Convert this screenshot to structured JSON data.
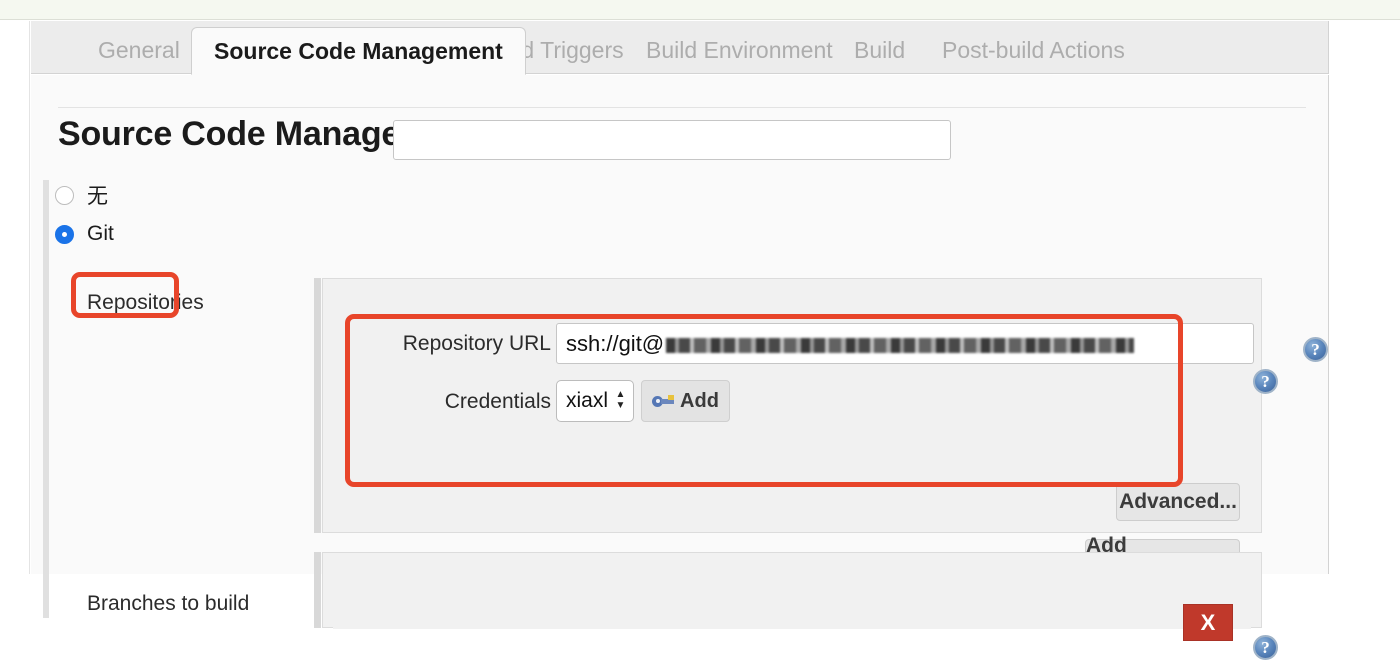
{
  "tabs": [
    {
      "label": "General",
      "active": false
    },
    {
      "label": "Source Code Management",
      "active": true
    },
    {
      "label": "Build Triggers",
      "active": false
    },
    {
      "label": "Build Environment",
      "active": false
    },
    {
      "label": "Build",
      "active": false
    },
    {
      "label": "Post-build Actions",
      "active": false
    }
  ],
  "section": {
    "title": "Source Code Management",
    "scm_options": [
      {
        "label": "无",
        "selected": false
      },
      {
        "label": "Git",
        "selected": true
      }
    ]
  },
  "repositories": {
    "label": "Repositories",
    "repository_url": {
      "label": "Repository URL",
      "value_visible_prefix": "ssh://git@",
      "value_redacted": true
    },
    "credentials": {
      "label": "Credentials",
      "selected": "xiaxl",
      "add_button": "Add",
      "add_button_icon": "key-icon"
    },
    "advanced_button": "Advanced...",
    "add_repository_button": "Add Repository"
  },
  "branches": {
    "label": "Branches to build",
    "delete_button": "X",
    "branch_value": ""
  },
  "help_icons": {
    "glyph": "?",
    "name": "help-icon"
  },
  "annotations": {
    "git_highlight": "Git radio option highlighted",
    "repository_highlight": "Repository URL and Credentials highlighted"
  },
  "colors": {
    "accent_blue": "#1a73e8",
    "annotation_red": "#e8452a",
    "delete_red": "#c0392b",
    "panel_bg": "#f1f1f1",
    "page_bg": "#fafafa"
  }
}
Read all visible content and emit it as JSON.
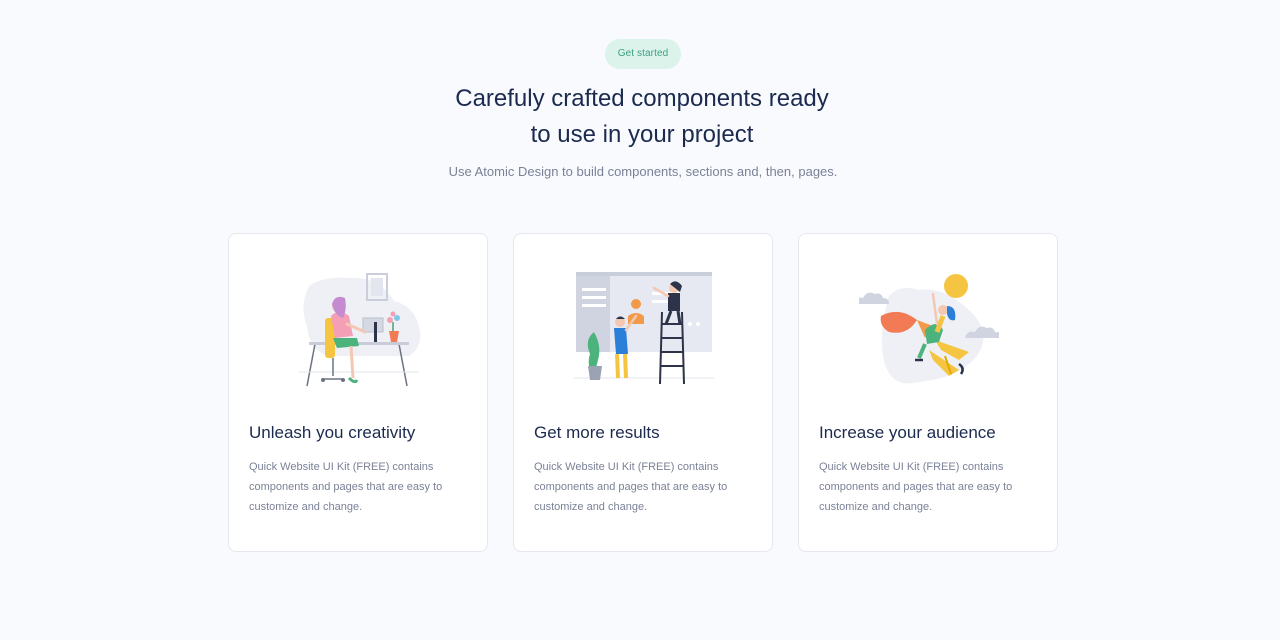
{
  "header": {
    "badge": "Get started",
    "title_line1": "Carefuly crafted components ready",
    "title_line2": "to use in your project",
    "subtitle": "Use Atomic Design to build components, sections and, then, pages."
  },
  "cards": [
    {
      "title": "Unleash you creativity",
      "text": "Quick Website UI Kit (FREE) contains components and pages that are easy to customize and change.",
      "illustration": "woman-at-desk-illustration"
    },
    {
      "title": "Get more results",
      "text": "Quick Website UI Kit (FREE) contains components and pages that are easy to customize and change.",
      "illustration": "team-at-whiteboard-illustration"
    },
    {
      "title": "Increase your audience",
      "text": "Quick Website UI Kit (FREE) contains components and pages that are easy to customize and change.",
      "illustration": "person-on-rocket-illustration"
    }
  ],
  "colors": {
    "background": "#f8fafe",
    "heading": "#1b2a4e",
    "muted": "#7b8297",
    "badge_bg": "#dcf3ec",
    "badge_text": "#3d9f80",
    "card_border": "#e5e8ef"
  }
}
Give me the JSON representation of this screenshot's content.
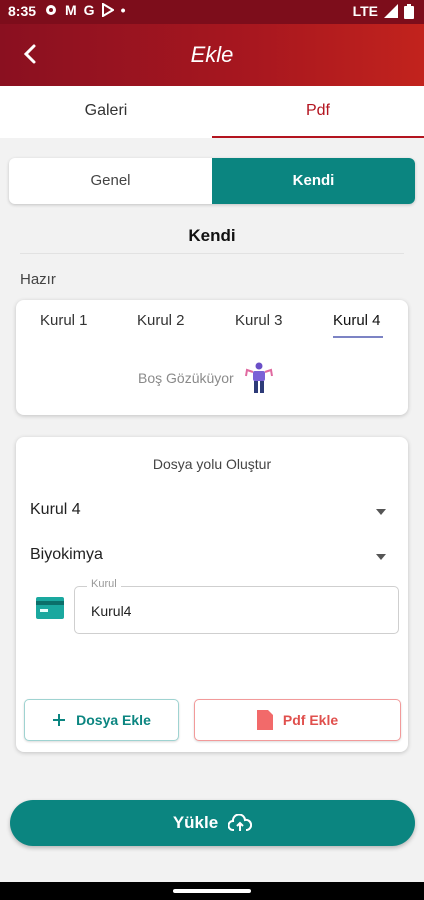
{
  "status_bar": {
    "time": "8:35",
    "icons": [
      "gear-icon",
      "gmail-icon",
      "google-icon",
      "play-store-icon",
      "dot-icon"
    ],
    "network": "LTE",
    "glyph_g": "G",
    "glyph_m": "M",
    "glyph_dot": "•"
  },
  "app_bar": {
    "title": "Ekle"
  },
  "tabs": [
    {
      "label": "Galeri"
    },
    {
      "label": "Pdf"
    }
  ],
  "segment": [
    {
      "label": "Genel"
    },
    {
      "label": "Kendi"
    }
  ],
  "section_title": "Kendi",
  "hazir_label": "Hazır",
  "kurul_tabs": [
    {
      "label": "Kurul 1"
    },
    {
      "label": "Kurul 2"
    },
    {
      "label": "Kurul 3"
    },
    {
      "label": "Kurul 4"
    }
  ],
  "empty_text": "Boş Gözüküyor",
  "path_card": {
    "title": "Dosya yolu Oluştur",
    "dropdown_kurul": "Kurul 4",
    "dropdown_ders": "Biyokimya",
    "field_label": "Kurul",
    "field_value": "Kurul4",
    "add_file_label": "Dosya Ekle",
    "add_pdf_label": "Pdf Ekle"
  },
  "upload_label": "Yükle",
  "colors": {
    "primary": "#0b8580",
    "brand": "#a8171f",
    "accent_red": "#e0504d"
  }
}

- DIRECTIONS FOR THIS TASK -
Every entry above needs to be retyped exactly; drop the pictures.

- RESULT -
Convert this screenshot to structured JSON data.
{
  "tabs": [
    {
      "label": "General",
      "active": false
    },
    {
      "label": "Source Code Management",
      "active": true
    },
    {
      "label": "Build Triggers",
      "active": false
    },
    {
      "label": "Build Environment",
      "active": false
    },
    {
      "label": "Build",
      "active": false
    },
    {
      "label": "Post-build Actions",
      "active": false
    }
  ],
  "section": {
    "title": "Source Code Management",
    "scm_options": [
      {
        "label": "无",
        "selected": false
      },
      {
        "label": "Git",
        "selected": true
      }
    ]
  },
  "repositories": {
    "label": "Repositories",
    "repository_url": {
      "label": "Repository URL",
      "value_visible_prefix": "ssh://git@",
      "value_redacted": true
    },
    "credentials": {
      "label": "Credentials",
      "selected": "xiaxl",
      "add_button": "Add",
      "add_button_icon": "key-icon"
    },
    "advanced_button": "Advanced...",
    "add_repository_button": "Add Repository"
  },
  "branches": {
    "label": "Branches to build",
    "delete_button": "X",
    "branch_value": ""
  },
  "help_icons": {
    "glyph": "?",
    "name": "help-icon"
  },
  "annotations": {
    "git_highlight": "Git radio option highlighted",
    "repository_highlight": "Repository URL and Credentials highlighted"
  },
  "colors": {
    "accent_blue": "#1a73e8",
    "annotation_red": "#e8452a",
    "delete_red": "#c0392b",
    "panel_bg": "#f1f1f1",
    "page_bg": "#fafafa"
  }
}
Read all visible content and emit it as JSON.
{
  "header": {
    "badge": "Get started",
    "title_line1": "Carefuly crafted components ready",
    "title_line2": "to use in your project",
    "subtitle": "Use Atomic Design to build components, sections and, then, pages."
  },
  "cards": [
    {
      "title": "Unleash you creativity",
      "text": "Quick Website UI Kit (FREE) contains components and pages that are easy to customize and change.",
      "illustration": "woman-at-desk-illustration"
    },
    {
      "title": "Get more results",
      "text": "Quick Website UI Kit (FREE) contains components and pages that are easy to customize and change.",
      "illustration": "team-at-whiteboard-illustration"
    },
    {
      "title": "Increase your audience",
      "text": "Quick Website UI Kit (FREE) contains components and pages that are easy to customize and change.",
      "illustration": "person-on-rocket-illustration"
    }
  ],
  "colors": {
    "background": "#f8fafe",
    "heading": "#1b2a4e",
    "muted": "#7b8297",
    "badge_bg": "#dcf3ec",
    "badge_text": "#3d9f80",
    "card_border": "#e5e8ef"
  }
}
Give me the JSON representation of this screenshot's content.
{
  "status_bar": {
    "time": "8:35",
    "icons": [
      "gear-icon",
      "gmail-icon",
      "google-icon",
      "play-store-icon",
      "dot-icon"
    ],
    "network": "LTE",
    "glyph_g": "G",
    "glyph_m": "M",
    "glyph_dot": "•"
  },
  "app_bar": {
    "title": "Ekle"
  },
  "tabs": [
    {
      "label": "Galeri"
    },
    {
      "label": "Pdf"
    }
  ],
  "segment": [
    {
      "label": "Genel"
    },
    {
      "label": "Kendi"
    }
  ],
  "section_title": "Kendi",
  "hazir_label": "Hazır",
  "kurul_tabs": [
    {
      "label": "Kurul 1"
    },
    {
      "label": "Kurul 2"
    },
    {
      "label": "Kurul 3"
    },
    {
      "label": "Kurul 4"
    }
  ],
  "empty_text": "Boş Gözüküyor",
  "path_card": {
    "title": "Dosya yolu Oluştur",
    "dropdown_kurul": "Kurul 4",
    "dropdown_ders": "Biyokimya",
    "field_label": "Kurul",
    "field_value": "Kurul4",
    "add_file_label": "Dosya Ekle",
    "add_pdf_label": "Pdf Ekle"
  },
  "upload_label": "Yükle",
  "colors": {
    "primary": "#0b8580",
    "brand": "#a8171f",
    "accent_red": "#e0504d"
  }
}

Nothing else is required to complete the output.